Vulnerability to extremes of heat has risen in every region of the world. In 2017, an additional 157 million people were exposed in heatwave events, compared with 2000. That means that the average person now experiences 1.4 additional days of heatwaves per year. This enervating exposure to extended extremes of heat imposes a global cost. National economies – and household budgets – lost 153 billion hours of labour in 2017, because of sweltering days and torrid nights: this is an increase of 62 billion working hours – more than three billion working weeks – since the turn of the century. The rise in extremes of heat means that more people than ever are potentially at risk of heatwave-related conditions: among them heat stress, cardiovascular illness and kidney disease.
Climate News Network 4th Dec 2018 read more »
David Attenborough reminds us that more important issues exist than Brexit. The language used by Sir David Attenborough when he addressed the latest United Nations summit on climate change in Poland this week was stark. Climate change, he warned, is our greatest threat in thousands of years. He warned the political leaders assembled before him: “If we don’t take action, the collapse of our civilisations and the extinction of much of the natural world is on the horizon.” As apocalypses go, the one he foresees for our planet relegates the economic consequences for these islands of even the hardest of Brexits into footnote territory. What’s some single-digit shrinkage in UK GDP when set against mass extinction of the living world? Yet economic upheaval is what preoccupies our political classes, especially here. There are no backstops in Sir David’s nightmare. Just the start of nothingness. Where, I wondered as I listened, are we g oing to find the political leadership on climate change when it is preoccupied with trade wars and the pursuit of sovereign economic advantage?
Times 5th Dec 2018 read more »
UN climate change conference 2018: what needs to happen to keep warming below 1.5C. The path to 1.5°C requires that the world achieve zero emissions before 2050. It is imperative, therefore, that we stop burning fossil fuels, known as mitigation. However, our present trajectory suggests we’re not on track. COP24 can’t take its eye off this ball –- there is no long-term plan that doesn’t include zero fossil-carbon emissions. The scientific consensus is that we need to reach “net zero” CO₂ emissions by 2050. But to tack closer to a scenario of 1.5°C warming, COP24 should set this target for 2035.
The iNews 3rd Dec 2018 read more »

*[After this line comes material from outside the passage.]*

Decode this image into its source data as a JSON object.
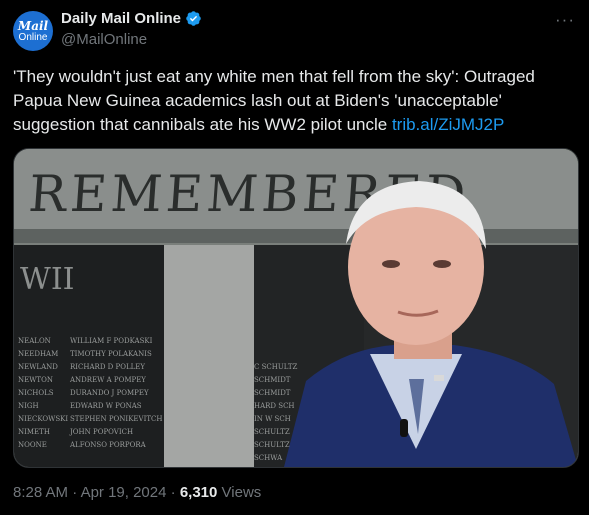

Action to fight global warming is coming whether world leaders like it or not, school student Greta Thunberg has told the UN climate change summit, accusing them of behaving like irresponsible children. Thunberg began a solo climate protest by striking from school in Sweden in August. But more than 20,000 students around the world have now joined her. The school strikes have spread to at least 270 towns and cities in countries across the world, including Australia, the United Kingdom, Belgium, the US and Japan. “For 25 years countless people have come to the UN climate conferences begging our world leaders to stop emissions and clearly that has not wor ked as emissions are continuing to rise. So I will not beg the world leaders to care for our future,” she said. “I will instead let them know change is coming whether they like it or not.” “Since our leaders are behaving like children, we will have to take the responsibility they should have taken long ago,” she said. “We have to understand what the older generation has dealt to us, what mess they have created that we have to clean up and live with. We have to make our voices heard.”
Guardian 4th Dec 2018 read more »